"My name is Gwendolene Mugodi and I am a writer and the founder of Paivapo Storytellers, a movement that aims to provide better access to local, good quality literature to the children in Zimbabwe--and eventually beyond. Our work would not be complete without the help of local artists like Abel Zvorufura who I met through the National Gallery of Zimbabwe. As two different artists we spent about a month and a half going back and forth on this book until we got to a place we were both happy with. I look forward to sharing that full book in a few months, but for now here's a little bit about Abel and why he does what he does."
Facing Obstacles in Real Time
This past semester, during numerous sessions of “what did you take away from this Starr workshop/meeting/dinner," I responded with confidence that I had come to understand that progress is slow and that, although we tend to create a picture-perfect plan for our ventures, it is more than likely that the summer ahead would belligerently attempt to derail these plans every step of the way. I was sure that I had mentally prepared myself to face the inevitable obstacles and failures that come hand-in-hand with social entrepreneurship. Well, I was lying to myself. My first week in India has confirmed many of the insecurities and worries I had about working with Let’s be Well RED to combat iron deficiency anemia in the new location of Surat, Gujarat. With Let’s be Well RED’s success in Mumbai, I think I (secretly) believed that success in Surat was bound to run smoothly, but as I have been told numerous times since landing in India, the culture difference between these two cities is immense.
Before leaving the states, I could list all of the hypothetical roadblocks to success with all of their hypothetical solutions by memory, but the key word here is “hypothetical." The feelings of frustration that accompany continuous effort matched with poor outcomes are always a figment of our imaginations. That is, until they are carelessly dropped on our doorsteps as the rickshaws, cows, and mango carts meander by as if nothing has happened.

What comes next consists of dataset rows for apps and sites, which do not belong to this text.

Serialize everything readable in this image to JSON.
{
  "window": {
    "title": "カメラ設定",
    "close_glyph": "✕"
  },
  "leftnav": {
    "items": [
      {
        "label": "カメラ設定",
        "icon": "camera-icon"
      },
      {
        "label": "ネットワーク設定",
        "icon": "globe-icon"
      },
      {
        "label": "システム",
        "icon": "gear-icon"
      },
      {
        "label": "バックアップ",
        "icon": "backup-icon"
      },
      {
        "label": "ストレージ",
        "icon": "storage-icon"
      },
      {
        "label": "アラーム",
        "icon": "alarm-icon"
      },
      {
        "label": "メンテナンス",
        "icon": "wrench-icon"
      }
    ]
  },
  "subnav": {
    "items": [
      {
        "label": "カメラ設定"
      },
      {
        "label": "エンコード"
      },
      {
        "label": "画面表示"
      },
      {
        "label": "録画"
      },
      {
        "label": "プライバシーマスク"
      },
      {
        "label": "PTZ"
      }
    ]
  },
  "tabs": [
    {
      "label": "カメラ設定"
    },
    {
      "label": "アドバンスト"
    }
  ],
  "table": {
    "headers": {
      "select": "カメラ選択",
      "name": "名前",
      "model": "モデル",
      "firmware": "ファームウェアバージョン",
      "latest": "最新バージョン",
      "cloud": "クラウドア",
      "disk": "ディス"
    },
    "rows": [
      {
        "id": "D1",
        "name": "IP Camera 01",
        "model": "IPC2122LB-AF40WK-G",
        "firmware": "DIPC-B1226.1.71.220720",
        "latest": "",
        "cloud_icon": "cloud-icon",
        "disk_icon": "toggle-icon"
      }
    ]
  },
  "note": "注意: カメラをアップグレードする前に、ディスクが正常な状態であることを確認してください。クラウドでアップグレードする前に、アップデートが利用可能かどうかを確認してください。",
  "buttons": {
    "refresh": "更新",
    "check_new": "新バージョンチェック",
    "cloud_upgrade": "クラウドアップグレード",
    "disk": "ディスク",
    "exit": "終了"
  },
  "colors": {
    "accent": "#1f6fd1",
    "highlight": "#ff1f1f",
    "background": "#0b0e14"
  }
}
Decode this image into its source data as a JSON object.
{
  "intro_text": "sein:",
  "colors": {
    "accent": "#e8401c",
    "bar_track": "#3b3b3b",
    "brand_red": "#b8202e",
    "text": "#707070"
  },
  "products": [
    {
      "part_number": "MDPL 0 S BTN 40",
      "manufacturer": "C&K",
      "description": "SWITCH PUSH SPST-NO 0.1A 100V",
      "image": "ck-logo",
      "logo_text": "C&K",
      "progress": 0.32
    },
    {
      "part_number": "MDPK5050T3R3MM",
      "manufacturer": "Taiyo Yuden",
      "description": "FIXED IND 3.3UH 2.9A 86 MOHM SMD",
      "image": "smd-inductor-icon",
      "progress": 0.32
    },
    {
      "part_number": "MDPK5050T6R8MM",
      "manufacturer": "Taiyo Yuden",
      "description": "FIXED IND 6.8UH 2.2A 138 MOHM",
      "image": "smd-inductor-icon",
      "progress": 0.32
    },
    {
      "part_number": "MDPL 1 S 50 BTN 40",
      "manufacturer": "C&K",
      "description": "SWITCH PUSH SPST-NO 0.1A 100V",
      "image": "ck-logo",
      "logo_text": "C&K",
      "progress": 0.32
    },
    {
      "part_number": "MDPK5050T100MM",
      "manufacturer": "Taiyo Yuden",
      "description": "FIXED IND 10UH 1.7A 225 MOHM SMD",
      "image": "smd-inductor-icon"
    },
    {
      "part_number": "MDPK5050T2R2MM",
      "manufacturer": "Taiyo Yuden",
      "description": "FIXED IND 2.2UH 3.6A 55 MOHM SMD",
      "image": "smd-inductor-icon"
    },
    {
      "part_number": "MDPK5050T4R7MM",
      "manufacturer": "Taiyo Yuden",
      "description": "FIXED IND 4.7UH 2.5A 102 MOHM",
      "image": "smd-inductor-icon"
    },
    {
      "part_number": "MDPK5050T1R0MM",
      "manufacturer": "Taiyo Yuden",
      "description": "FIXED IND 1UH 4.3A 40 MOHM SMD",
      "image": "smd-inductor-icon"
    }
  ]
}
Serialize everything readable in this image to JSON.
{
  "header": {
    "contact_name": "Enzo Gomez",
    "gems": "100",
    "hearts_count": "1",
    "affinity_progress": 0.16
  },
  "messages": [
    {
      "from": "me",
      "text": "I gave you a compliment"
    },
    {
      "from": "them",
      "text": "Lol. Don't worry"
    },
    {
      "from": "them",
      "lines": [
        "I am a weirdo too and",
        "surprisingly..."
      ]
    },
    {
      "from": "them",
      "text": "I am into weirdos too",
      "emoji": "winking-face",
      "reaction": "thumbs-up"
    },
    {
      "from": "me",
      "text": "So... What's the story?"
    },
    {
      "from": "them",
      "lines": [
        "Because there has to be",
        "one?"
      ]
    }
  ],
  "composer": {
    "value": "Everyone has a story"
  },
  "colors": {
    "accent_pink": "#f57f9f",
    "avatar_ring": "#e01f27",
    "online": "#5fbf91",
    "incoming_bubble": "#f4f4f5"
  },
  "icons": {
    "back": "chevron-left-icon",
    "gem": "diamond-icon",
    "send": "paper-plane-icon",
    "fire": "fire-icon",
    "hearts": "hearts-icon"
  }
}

In the past ten days I have meticulously made phone calls, sent emails, and visited in-person numerous schools, both far and near, just to be able to speak with a principal or vice principal. In doing so I faced a great deal of disorganized bureaucracy and worst yet, apathy. In all of this, however, I have met one assistant to a head administrator who has been open and willing to fight for my cause alongside of me, and one teenager who, despite not knowing what anemia even is, is more enthusiastic about my work than most (If not all) of the highly educated professionals I have come in contact with thus far.
Therefore, I have realized that, as much as you can convince yourself ahead of time, you never truly understand the difficulty of an obstacle or failure until it happens. You may look back and scoff at how optimistically naïve you once were, but in truth, there really is nothing else you can do other than to think positive. Of course it is essential to be realistic and improvise, but focusing on your successes, however small, and being optimistic about the future of your work, however naïve this may make you feel later, is equally important. Thus, as I enter my second full week on the ground in India I will remain dedicated with my head up, and if anyone else is facing similar issues, I recommend the same. Hopefully in doing so, we will all have plenty more to say when it comes to actually discussing “what we all took away from our Starr summers."
August 11, 2016
June 13, 2016
Lauren Maunus '19 is starting a bold new venture.
Its goal: To help eliminate food waste and bring healthy, affordable food to "food swamps" in Rhode Island and beyond.
March 15, 2016"If little girls like me were saying Barbie is the pretty one and the brown one is the ugly one, that's a problem."
Yelitsa Jean-Charles studies Illustration at RISD with a a concentration in Gender, Race & Sexuality. She identifies as a visual activist, and believes that artists have a responsibility as society’s image-makers. Her doll company and book series, Healthy Roots, combats internalized racism and colorism by getting to the root of the problem: altering beauty standards and cultviating self-love for young girls through education, diversity, and positive representation.
March 12, 2016An Excerpt
Mina is a Brown-RISD Social Innovation Fellow. She traveled to her home in Iran last summer and brought back a cultural souvenir: the book she wrote, Taste of Culture. She explores Iranian families, streets, stores and the stories and spirit embedded in the recipes of Iranian food. She hopes to start a conversation about the benefit of knowing cuisines of different cultures to connect societies.
This year's class of Brown-RISD Social Innovation Fellows have just begun their yearlong foray into the world of social entrepenuership. Check out their projects here.
December 16, 2015
Ria is a 2015 Social Innovation Fellow and co-founder of No Country for Women (NCFW), an internationally-recognized gender education initiative that aims to combat systemic gender-based discrimination in India. Ria and her co-founder, Shreena Thakore ’16, who grew up in India, were awarded the Projects for Peace fellowship and used this grant to launch the project in May of 2014. NCFW was set up to educate the people in India on gender, rape culture, and misogyny through a series of workshops and initiate informed discussions about social change.
I was inspired by Ria’s story because she was determined to start a conversation about an issue in a country that fights hard to keep such issues silent and hidden. We reflected on Ria’s experiences, her interactions with young people, most of whom had never thought about this obvious form of discrimination before, and her moments of self-doubt and extreme conviction.
October 2, 2015